- The decision comes as a record 62% of Americans support same-sex marriage
The decision marks an end to two of his predecessors' tradition of officially recognizing the month. President Bill Clinton first recognized it in 1999 in commemoration of the Stonewall Riots of late June 1969, which many point to as the start of the modern gay rights movement.
Clinton again recognized June as Pride Month in 2000, but the practice was paused under the George W. Bush administration. President Barack Obama picked it up again during his eight years in office, issuing June proclamations and hosting celebrations inside the White House.
The White House did not respond to a request for a comment. Although Trump did not recognize LGBT Pride Month, he proclaimed
June as Great Outdoors Month, National Caribbean-American Heritage Month, African-American Music Appreciation Month, National Ocean Month and National Homeownership Month.
As a candidate, Trump had promised to be different than many of his GOP peers on the campaign trail. In June of last year, he declared that he would be a better ally of the LGBT community than Hillary Clinton.
"Thank you to the LGBT community", he tweeted. "I will fight for you while Hillary brings in more people that will threaten your freedoms and beliefs."
Later that month, Trump reiterated his commitment to the LGBT community after the attack at an gay nightclub
in Orlando. At a New Hampshire rally, he said
, "Ask yourself, who is really the friend of women and the LGBT community? Donald Trump with actions or Hillary Clinton with her words?"

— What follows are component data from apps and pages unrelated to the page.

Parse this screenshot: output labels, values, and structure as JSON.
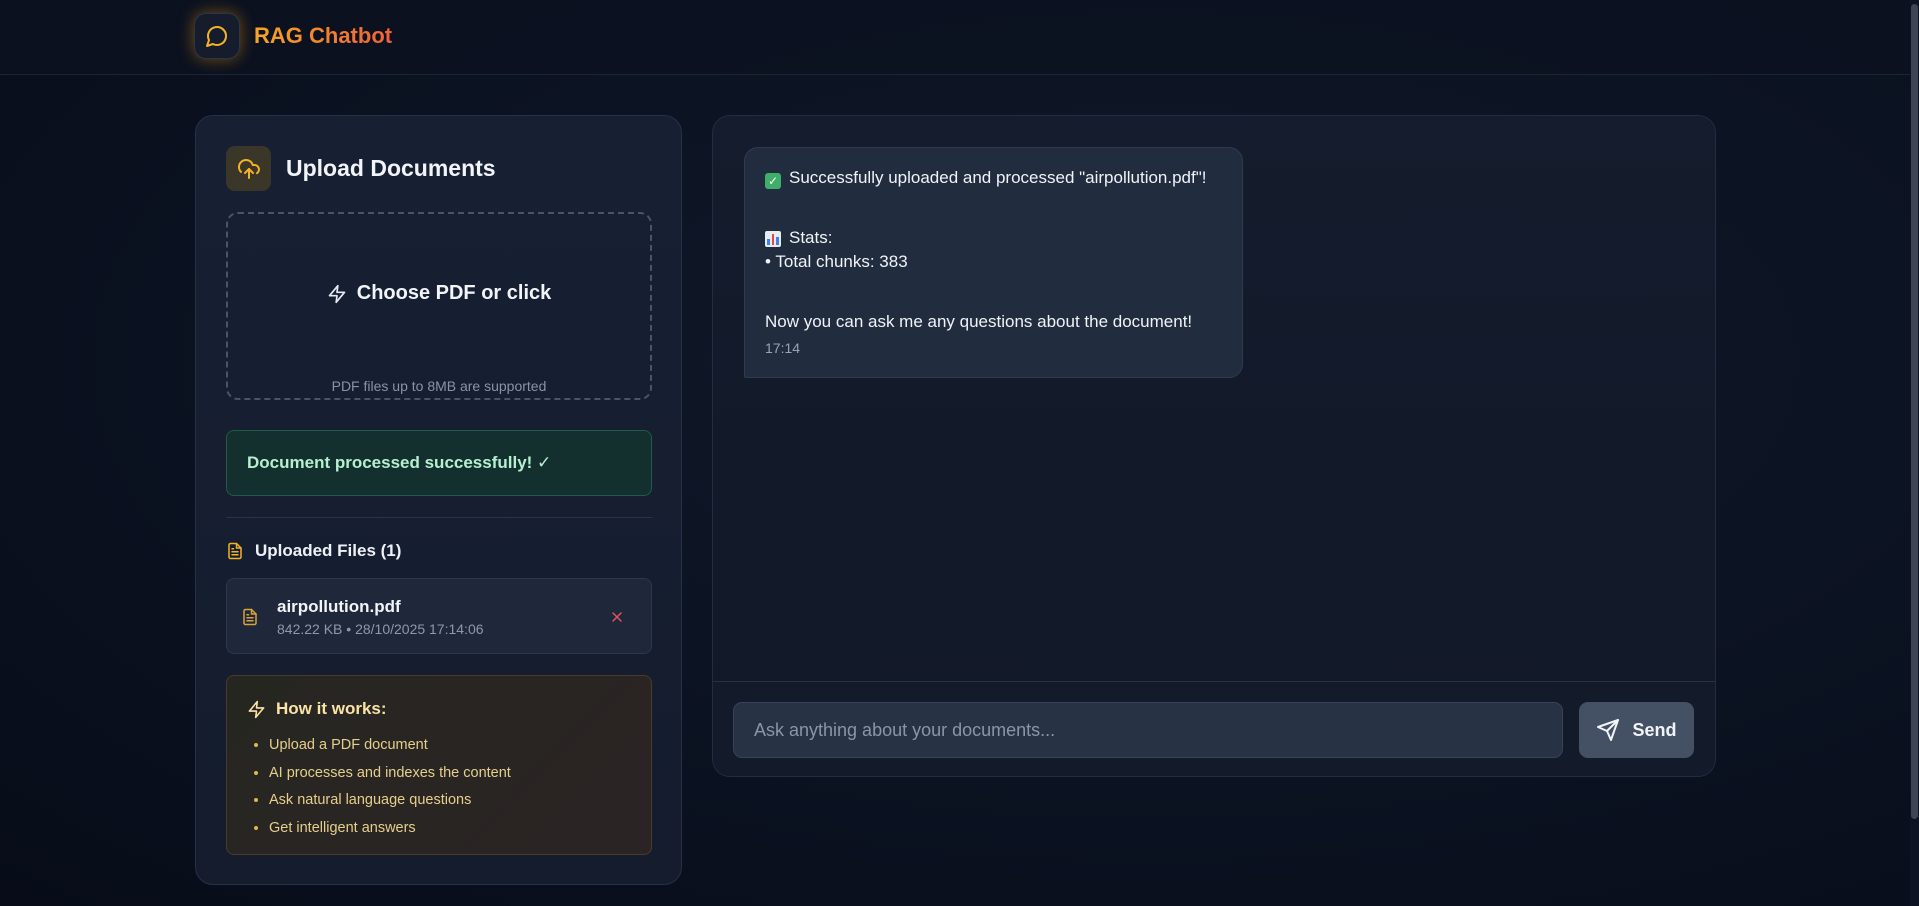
{
  "app": {
    "title": "RAG Chatbot",
    "logo_icon": "chat-bubble-icon"
  },
  "upload": {
    "title": "Upload Documents",
    "icon": "cloud-upload-icon",
    "dropzone_label": "Choose PDF or click",
    "dropzone_icon": "lightning-icon",
    "dropzone_hint": "PDF files up to 8MB are supported",
    "status_message": "Document processed successfully! ✓"
  },
  "files": {
    "heading": "Uploaded Files (1)",
    "items": [
      {
        "name": "airpollution.pdf",
        "meta": "842.22 KB • 28/10/2025 17:14:06",
        "icon": "document-icon",
        "remove_icon": "close-icon"
      }
    ]
  },
  "how_it_works": {
    "title": "How it works:",
    "steps": [
      "Upload a PDF document",
      "AI processes and indexes the content",
      "Ask natural language questions",
      "Get intelligent answers"
    ]
  },
  "chat": {
    "messages": [
      {
        "line1": "Successfully uploaded and processed \"airpollution.pdf\"!",
        "line2": "Stats:",
        "line3": "• Total chunks: 383",
        "line4": "Now you can ask me any questions about the document!",
        "time": "17:14"
      }
    ],
    "input_placeholder": "Ask anything about your documents...",
    "send_label": "Send"
  },
  "colors": {
    "accent": "#f5a623",
    "accent_end": "#f0613a",
    "success_text": "#b6f0d0",
    "danger": "#e0555e",
    "background": "#0b1221"
  }
}
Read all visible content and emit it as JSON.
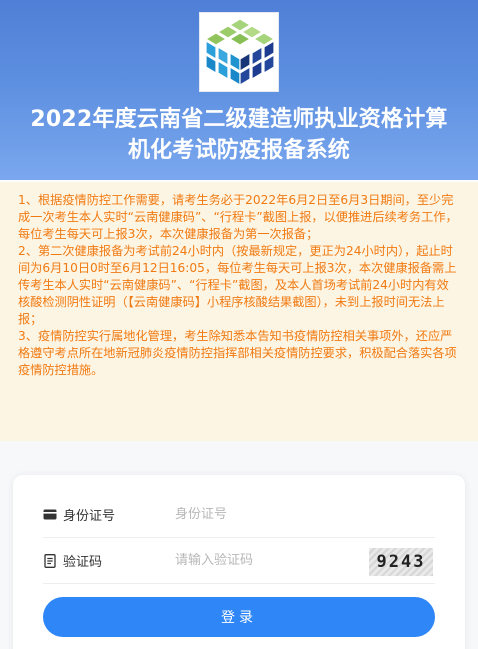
{
  "header": {
    "logo_icon": "isometric-cube-logo-icon",
    "title_line1": "2022年度云南省二级建造师执业资格计算",
    "title_line2": "机化考试防疫报备系统",
    "colors": {
      "bg_top": "#4f7fd6",
      "bg_bottom": "#7aa7ee",
      "title": "#ffffff"
    }
  },
  "notice": {
    "color": "#f07a12",
    "background": "#fdf5e4",
    "items": [
      "1、根据疫情防控工作需要，请考生务必于2022年6月2日至6月3日期间，至少完成一次考生本人实时“云南健康码”、“行程卡”截图上报，以便推进后续考务工作，每位考生每天可上报3次，本次健康报备为第一次报备；",
      "2、第二次健康报备为考试前24小时内（按最新规定，更正为24小时内），起止时间为6月10日0时至6月12日16:05，每位考生每天可上报3次，本次健康报备需上传考生本人实时“云南健康码”、“行程卡”截图，及本人首场考试前24小时内有效核酸检测阴性证明（【云南健康码】小程序核酸结果截图），未到上报时间无法上报；",
      "3、疫情防控实行属地化管理，考生除知悉本告知书疫情防控相关事项外，还应严格遵守考点所在地新冠肺炎疫情防控指挥部相关疫情防控要求，积极配合落实各项疫情防控措施。"
    ]
  },
  "form": {
    "id_icon": "id-card-icon",
    "id_label": "身份证号",
    "id_placeholder": "身份证号",
    "code_icon": "document-icon",
    "code_label": "验证码",
    "code_placeholder": "请输入验证码",
    "captcha_text": "9243",
    "login_label": "登录",
    "accent": "#2f86f6"
  }
}
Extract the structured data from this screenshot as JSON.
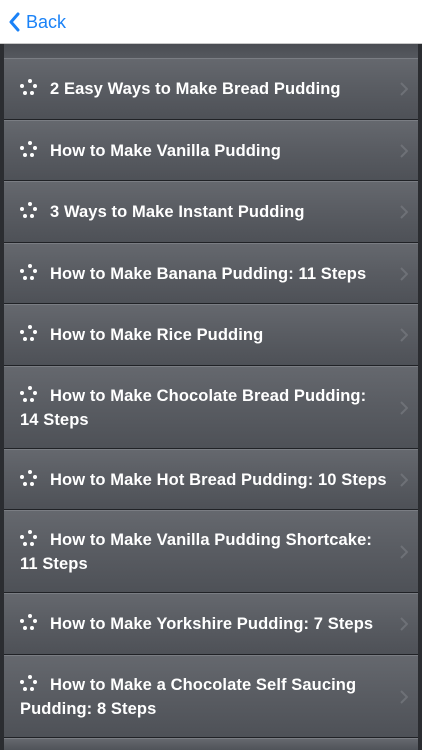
{
  "navbar": {
    "back_label": "Back"
  },
  "items": [
    {
      "label": "2 Easy Ways to Make Bread Pudding"
    },
    {
      "label": "How to Make Vanilla Pudding"
    },
    {
      "label": "3 Ways to Make Instant Pudding"
    },
    {
      "label": "How to Make Banana Pudding: 11 Steps"
    },
    {
      "label": "How to Make Rice Pudding"
    },
    {
      "label": "How to Make Chocolate Bread Pudding: 14 Steps"
    },
    {
      "label": "How to Make Hot Bread Pudding: 10 Steps"
    },
    {
      "label": "How to Make Vanilla Pudding Shortcake: 11 Steps"
    },
    {
      "label": "How to Make Yorkshire Pudding: 7 Steps"
    },
    {
      "label": "How to Make a Chocolate Self Saucing Pudding: 8 Steps"
    }
  ],
  "colors": {
    "accent": "#1a82f7",
    "row_top": "#65686e",
    "row_bottom": "#4e5157",
    "background": "#2b2d31"
  },
  "icons": {
    "back": "chevron-left-icon",
    "row_bullet": "dots-icon",
    "row_disclosure": "chevron-right-icon"
  }
}
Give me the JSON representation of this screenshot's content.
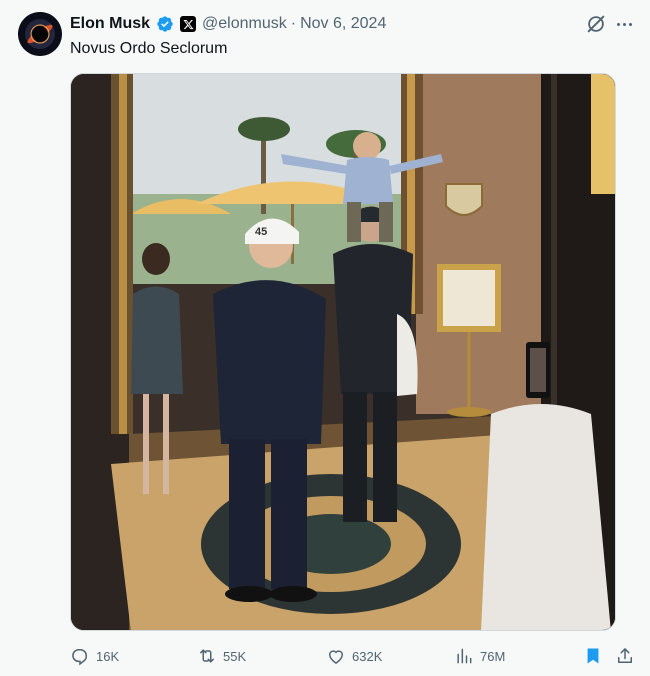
{
  "author": {
    "name": "Elon Musk",
    "handle": "@elonmusk",
    "separator": "·",
    "date": "Nov 6, 2024"
  },
  "tweet": {
    "text": "Novus Ordo Seclorum"
  },
  "photo": {
    "sign_text": "45"
  },
  "actions": {
    "replies": "16K",
    "reposts": "55K",
    "likes": "632K",
    "views": "76M"
  },
  "icons": {
    "verified": "verified-badge-icon",
    "affiliate": "x-logo-icon",
    "grok": "grok-icon",
    "more": "more-icon",
    "reply": "reply-icon",
    "repost": "repost-icon",
    "like": "heart-icon",
    "views": "views-icon",
    "bookmark": "bookmark-icon",
    "share": "share-icon"
  },
  "colors": {
    "text_primary": "#0f1419",
    "text_secondary": "#536471",
    "verified_blue": "#1d9bf0",
    "bookmark_active": "#1d9bf0",
    "background": "#f7f9f9"
  }
}
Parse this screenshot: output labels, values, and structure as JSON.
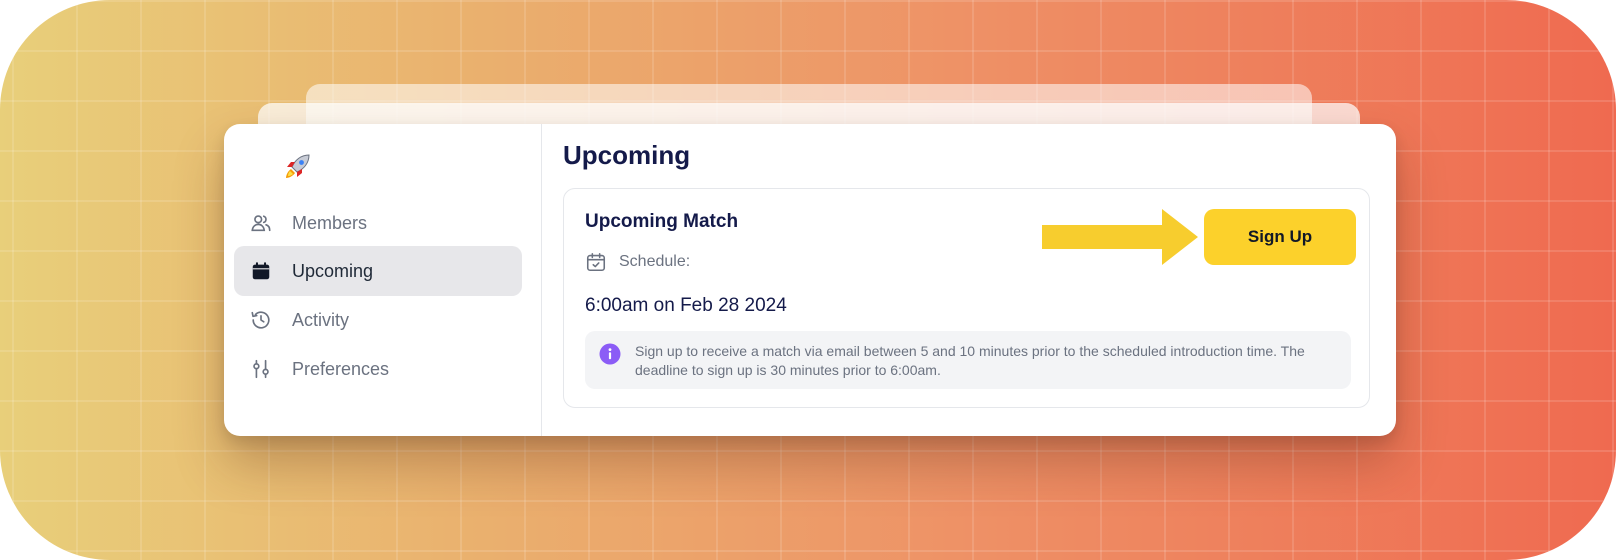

So far, however, Trump has taken no actions to commemorate LGBT Pride Month or recognize the community. Ivanka Trump -- the first daughter and a close adviser to the President -- did, however, tweet in honor of Pride Month
Trump's decision to stay silent on the matter throughout June comes at a time when record numbers of Americans support same-sex marriage. According to the Pew Research Center
, a record 62% of Americans now say they are in favor of allowing gays and lesbians to marry legally.